Co-working spaces are popping up all over the place, try to research one near you and join in whenever you’re feeling too alone. If those aren’t your jam, try making your own by inviting other freelancers to come work in your space (you can bribe them with free coffee & snacks!). There are also lots of great facebook groups for freelancers to connect and network. Remember, it’s not a competition, everyone has their own timeline and just because another freelancer does the same work as you doesn’t mean there isn’t room for both of you to be successful. In my experience, illustrators are some of the nicest people I’ve ever met! They get all the struggles I feel too, and I find we’re often alike in many ways.
If you live and work in the Toronto area, feel free to join my Toronto Freelancers group I created on Facebook!

Talk about it

This guy is my biggest support! He’s always listening to my rambles and gives me words of encouragement.

This guy is my biggest support! He’s always listening to my rambles and gives me words of encouragement.

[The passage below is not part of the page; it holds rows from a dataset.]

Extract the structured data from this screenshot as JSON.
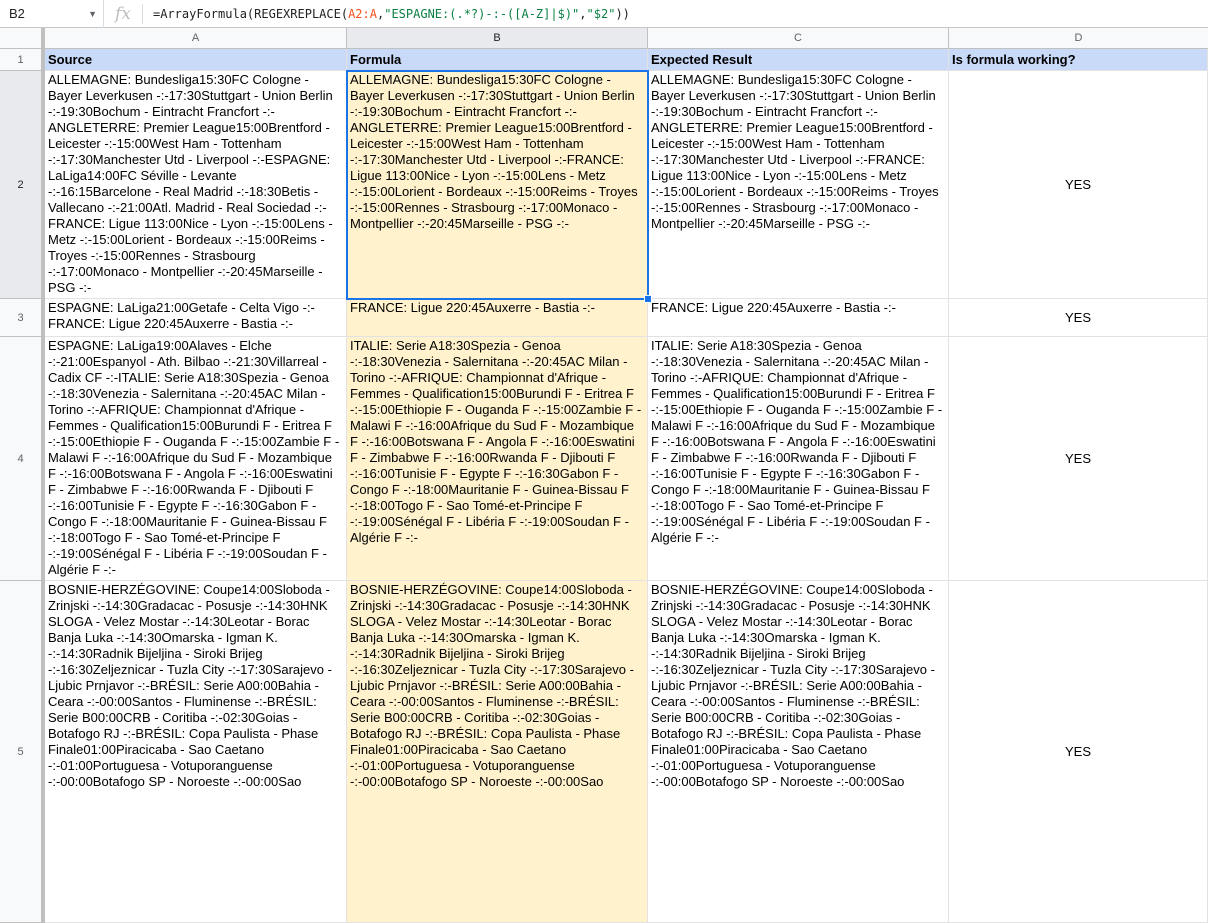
{
  "formula_bar": {
    "name_box": "B2",
    "fx_label": "fx",
    "formula_pre": "=ArrayFormula(REGEXREPLACE(",
    "formula_ref": "A2:A",
    "formula_mid": ",",
    "formula_regex": "\"ESPAGNE:(.*?)-:-([A-Z]|$)\"",
    "formula_mid2": ",",
    "formula_repl": "\"$2\"",
    "formula_post": "))"
  },
  "columns": [
    "A",
    "B",
    "C",
    "D"
  ],
  "rows": [
    {
      "num": "1",
      "a": "Source",
      "b": "Formula",
      "c": "Expected Result",
      "d": "Is formula working?"
    },
    {
      "num": "2",
      "a": "ALLEMAGNE: Bundesliga15:30FC Cologne - Bayer Leverkusen -:-17:30Stuttgart - Union Berlin -:-19:30Bochum - Eintracht Francfort -:-ANGLETERRE: Premier League15:00Brentford - Leicester -:-15:00West Ham - Tottenham -:-17:30Manchester Utd - Liverpool -:-ESPAGNE: LaLiga14:00FC Séville - Levante -:-16:15Barcelone - Real Madrid -:-18:30Betis - Vallecano -:-21:00Atl. Madrid - Real Sociedad -:-FRANCE: Ligue 113:00Nice - Lyon -:-15:00Lens - Metz -:-15:00Lorient - Bordeaux -:-15:00Reims - Troyes -:-15:00Rennes - Strasbourg -:-17:00Monaco - Montpellier -:-20:45Marseille - PSG -:-",
      "b": "ALLEMAGNE: Bundesliga15:30FC Cologne - Bayer Leverkusen -:-17:30Stuttgart - Union Berlin -:-19:30Bochum - Eintracht Francfort -:-ANGLETERRE: Premier League15:00Brentford - Leicester -:-15:00West Ham - Tottenham -:-17:30Manchester Utd - Liverpool -:-FRANCE: Ligue 113:00Nice - Lyon -:-15:00Lens - Metz -:-15:00Lorient - Bordeaux -:-15:00Reims - Troyes -:-15:00Rennes - Strasbourg -:-17:00Monaco - Montpellier -:-20:45Marseille - PSG -:-",
      "c": "ALLEMAGNE: Bundesliga15:30FC Cologne - Bayer Leverkusen -:-17:30Stuttgart - Union Berlin -:-19:30Bochum - Eintracht Francfort -:-ANGLETERRE: Premier League15:00Brentford - Leicester -:-15:00West Ham - Tottenham -:-17:30Manchester Utd - Liverpool -:-FRANCE: Ligue 113:00Nice - Lyon -:-15:00Lens - Metz -:-15:00Lorient - Bordeaux -:-15:00Reims - Troyes -:-15:00Rennes - Strasbourg -:-17:00Monaco - Montpellier -:-20:45Marseille - PSG -:-",
      "d": "YES"
    },
    {
      "num": "3",
      "a": "ESPAGNE: LaLiga21:00Getafe - Celta Vigo -:-FRANCE: Ligue 220:45Auxerre - Bastia -:-",
      "b": "FRANCE: Ligue 220:45Auxerre - Bastia -:-",
      "c": "FRANCE: Ligue 220:45Auxerre - Bastia -:-",
      "d": "YES"
    },
    {
      "num": "4",
      "a": "ESPAGNE: LaLiga19:00Alaves - Elche -:-21:00Espanyol - Ath. Bilbao -:-21:30Villarreal - Cadix CF -:-ITALIE: Serie A18:30Spezia - Genoa -:-18:30Venezia - Salernitana -:-20:45AC Milan - Torino -:-AFRIQUE: Championnat d'Afrique - Femmes - Qualification15:00Burundi F - Eritrea F -:-15:00Ethiopie F - Ouganda F -:-15:00Zambie F - Malawi F -:-16:00Afrique du Sud F - Mozambique F -:-16:00Botswana F - Angola F -:-16:00Eswatini F - Zimbabwe F -:-16:00Rwanda F - Djibouti F -:-16:00Tunisie F - Egypte F -:-16:30Gabon F - Congo F -:-18:00Mauritanie F - Guinea-Bissau F -:-18:00Togo F - Sao Tomé-et-Principe F -:-19:00Sénégal F - Libéria F -:-19:00Soudan F - Algérie F -:-",
      "b": "ITALIE: Serie A18:30Spezia - Genoa -:-18:30Venezia - Salernitana -:-20:45AC Milan - Torino -:-AFRIQUE: Championnat d'Afrique - Femmes - Qualification15:00Burundi F - Eritrea F -:-15:00Ethiopie F - Ouganda F -:-15:00Zambie F - Malawi F -:-16:00Afrique du Sud F - Mozambique F -:-16:00Botswana F - Angola F -:-16:00Eswatini F - Zimbabwe F -:-16:00Rwanda F - Djibouti F -:-16:00Tunisie F - Egypte F -:-16:30Gabon F - Congo F -:-18:00Mauritanie F - Guinea-Bissau F -:-18:00Togo F - Sao Tomé-et-Principe F -:-19:00Sénégal F - Libéria F -:-19:00Soudan F - Algérie F -:-",
      "c": "ITALIE: Serie A18:30Spezia - Genoa -:-18:30Venezia - Salernitana -:-20:45AC Milan - Torino -:-AFRIQUE: Championnat d'Afrique - Femmes - Qualification15:00Burundi F - Eritrea F -:-15:00Ethiopie F - Ouganda F -:-15:00Zambie F - Malawi F -:-16:00Afrique du Sud F - Mozambique F -:-16:00Botswana F - Angola F -:-16:00Eswatini F - Zimbabwe F -:-16:00Rwanda F - Djibouti F -:-16:00Tunisie F - Egypte F -:-16:30Gabon F - Congo F -:-18:00Mauritanie F - Guinea-Bissau F -:-18:00Togo F - Sao Tomé-et-Principe F -:-19:00Sénégal F - Libéria F -:-19:00Soudan F - Algérie F -:-",
      "d": "YES"
    },
    {
      "num": "5",
      "a": "BOSNIE-HERZÉGOVINE: Coupe14:00Sloboda - Zrinjski -:-14:30Gradacac - Posusje -:-14:30HNK SLOGA - Velez Mostar -:-14:30Leotar - Borac Banja Luka -:-14:30Omarska - Igman K. -:-14:30Radnik Bijeljina - Siroki Brijeg -:-16:30Zeljeznicar - Tuzla City -:-17:30Sarajevo - Ljubic Prnjavor -:-BRÉSIL: Serie A00:00Bahia - Ceara -:-00:00Santos - Fluminense -:-BRÉSIL: Serie B00:00CRB - Coritiba -:-02:30Goias - Botafogo RJ -:-BRÉSIL: Copa Paulista - Phase Finale01:00Piracicaba - Sao Caetano -:-01:00Portuguesa - Votuporanguense -:-00:00Botafogo SP - Noroeste -:-00:00Sao",
      "b": "BOSNIE-HERZÉGOVINE: Coupe14:00Sloboda - Zrinjski -:-14:30Gradacac - Posusje -:-14:30HNK SLOGA - Velez Mostar -:-14:30Leotar - Borac Banja Luka -:-14:30Omarska - Igman K. -:-14:30Radnik Bijeljina - Siroki Brijeg -:-16:30Zeljeznicar - Tuzla City -:-17:30Sarajevo - Ljubic Prnjavor -:-BRÉSIL: Serie A00:00Bahia - Ceara -:-00:00Santos - Fluminense -:-BRÉSIL: Serie B00:00CRB - Coritiba -:-02:30Goias - Botafogo RJ -:-BRÉSIL: Copa Paulista - Phase Finale01:00Piracicaba - Sao Caetano -:-01:00Portuguesa - Votuporanguense -:-00:00Botafogo SP - Noroeste -:-00:00Sao",
      "c": "BOSNIE-HERZÉGOVINE: Coupe14:00Sloboda - Zrinjski -:-14:30Gradacac - Posusje -:-14:30HNK SLOGA - Velez Mostar -:-14:30Leotar - Borac Banja Luka -:-14:30Omarska - Igman K. -:-14:30Radnik Bijeljina - Siroki Brijeg -:-16:30Zeljeznicar - Tuzla City -:-17:30Sarajevo - Ljubic Prnjavor -:-BRÉSIL: Serie A00:00Bahia - Ceara -:-00:00Santos - Fluminense -:-BRÉSIL: Serie B00:00CRB - Coritiba -:-02:30Goias - Botafogo RJ -:-BRÉSIL: Copa Paulista - Phase Finale01:00Piracicaba - Sao Caetano -:-01:00Portuguesa - Votuporanguense -:-00:00Botafogo SP - Noroeste -:-00:00Sao",
      "d": "YES"
    }
  ],
  "colors": {
    "header_fill": "#c9daf8",
    "formula_col_fill": "#fff2cc",
    "selection": "#1a73e8"
  }
}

If you’re lucky to have someone in your life with whom you can talk about this stuff with, without feeling judged, ask them if you can lean on their shoulder a bit. It helps to talk about it, and perhaps the other person will be able to give you a refreshing perspective you may not have thought of before. If you don’t have someone to talk about it with in a comfortable way, try finding a self-improvement type of group where you can find like-minded people who will support you.

Don’t give up, unless you’re unhappy most of the time

Every job has it’s difficulties, and doing something you love as a living can make you start to not love it anymore. If you’ve fallen out of love with your craft and can’t find joy in it anymore, that’s okay! Try something else for awhile, maybe you’ll come back to it or maybe you’ll find something even better.

If you know that you have solid goals in place, and you feel accomplished with your work at least 70% of the time (don’t quote me on that number), keep going. If you’ve come this far and you’ve put in all those hours, you’ll get there. It takes over 10,000 hours to master a craft, and even more to make it a successful business, if you’re feeling sluggish, maybe you’ve lost your “why”… which brings me to my last point:

Know your Why

Screen Shot 2019-06-10 at 5.38.33 PM.png

I think this is the key to remembering your purpose even on the darkest of days. Why are you pursuing this? Why do you get up every morning and keep going? Write it down and stick it somewhere you’ll see it every day.

My Why is because I want to pave the way for young aspiring artists, I want to make it easier for them to pursue an art career. I want to change the stigma around being an artist, I don’t want children to be refrained from exploring art as a legitimate career because parents and teachers don’t see it as valid. So, I get up every day because I’m learning just that. I’m learning how to make a career as an artist, how to shape it the way I want to, and how I can transfer all the knowledge I’m learning to all those young artists one day.

Sabina FennComment